_Task goal_
Retype every record exactly. Leave the pictures out.
╭──
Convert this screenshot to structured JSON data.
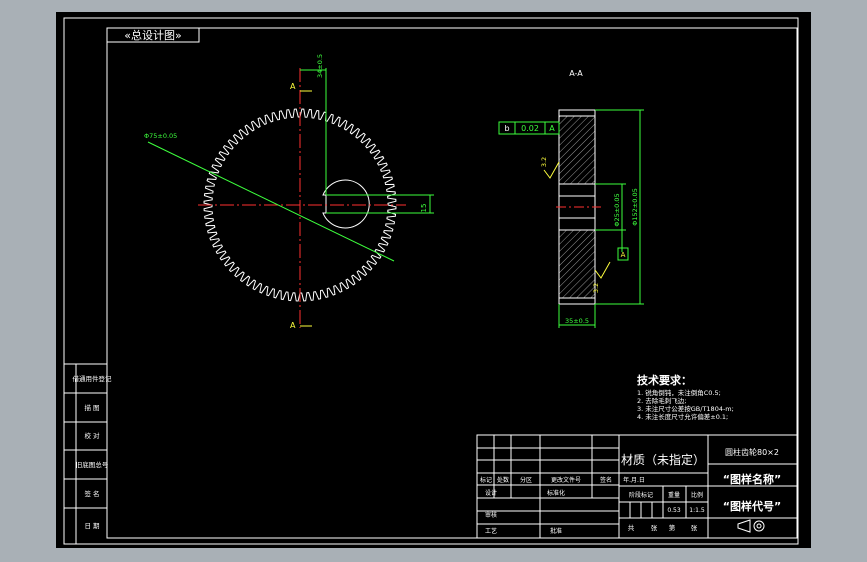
{
  "drawing": {
    "stamp_label": "«总设计图»",
    "main_view": {
      "dim_top": "34±0.5",
      "dim_right": "15",
      "dim_leader": "Φ75±0.05",
      "section_marker_top": "A",
      "section_marker_bottom": "A"
    },
    "section_view": {
      "title": "A-A",
      "runout_symbol": "b",
      "runout_value": "0.02",
      "runout_datum": "A",
      "roughness_top": "3.2",
      "roughness_bottom": "3.2",
      "dim_bore": "Φ25±0.05",
      "dim_outer": "Φ152±0.05",
      "dim_width": "35±0.5",
      "datum_tag": "A"
    },
    "tech_requirements": {
      "heading": "技术要求：",
      "items": [
        "1. 锐角倒钝，未注倒角C0.5;",
        "2. 去除毛刺飞边;",
        "3. 未注尺寸公差按GB/T1804-m;",
        "4. 未注长度尺寸允许偏差±0.1;"
      ]
    },
    "left_strip": {
      "labels": [
        "借通用件登记",
        "描 图",
        "校 对",
        "旧底图总号",
        "签 名",
        "日 期"
      ]
    },
    "title_block": {
      "material": "材质（未指定）",
      "part_spec": "圆柱齿轮80×2",
      "drawing_name": "“图样名称”",
      "drawing_code": "“图样代号”",
      "change_row": [
        "标记",
        "处数",
        "分区",
        "更改文件号",
        "签名",
        "年.月.日"
      ],
      "designer_row": [
        "设计",
        "",
        "标准化"
      ],
      "review_row": [
        "审核",
        ""
      ],
      "process_row": [
        "工艺",
        "",
        "批准"
      ],
      "stage_header": [
        "阶段标记",
        "重量",
        "比例"
      ],
      "weight": "0.53",
      "scale": "1:1.5",
      "sheet_row": [
        "共",
        "张",
        "第",
        "张"
      ]
    }
  }
}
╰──
_Exercise output_
Convert this screenshot to structured JSON data.
{
  "drawing": {
    "stamp_label": "«总设计图»",
    "main_view": {
      "dim_top": "34±0.5",
      "dim_right": "15",
      "dim_leader": "Φ75±0.05",
      "section_marker_top": "A",
      "section_marker_bottom": "A"
    },
    "section_view": {
      "title": "A-A",
      "runout_symbol": "b",
      "runout_value": "0.02",
      "runout_datum": "A",
      "roughness_top": "3.2",
      "roughness_bottom": "3.2",
      "dim_bore": "Φ25±0.05",
      "dim_outer": "Φ152±0.05",
      "dim_width": "35±0.5",
      "datum_tag": "A"
    },
    "tech_requirements": {
      "heading": "技术要求：",
      "items": [
        "1. 锐角倒钝，未注倒角C0.5;",
        "2. 去除毛刺飞边;",
        "3. 未注尺寸公差按GB/T1804-m;",
        "4. 未注长度尺寸允许偏差±0.1;"
      ]
    },
    "left_strip": {
      "labels": [
        "借通用件登记",
        "描 图",
        "校 对",
        "旧底图总号",
        "签 名",
        "日 期"
      ]
    },
    "title_block": {
      "material": "材质（未指定）",
      "part_spec": "圆柱齿轮80×2",
      "drawing_name": "“图样名称”",
      "drawing_code": "“图样代号”",
      "change_row": [
        "标记",
        "处数",
        "分区",
        "更改文件号",
        "签名",
        "年.月.日"
      ],
      "designer_row": [
        "设计",
        "",
        "标准化"
      ],
      "review_row": [
        "审核",
        ""
      ],
      "process_row": [
        "工艺",
        "",
        "批准"
      ],
      "stage_header": [
        "阶段标记",
        "重量",
        "比例"
      ],
      "weight": "0.53",
      "scale": "1:1.5",
      "sheet_row": [
        "共",
        "张",
        "第",
        "张"
      ]
    }
  }
}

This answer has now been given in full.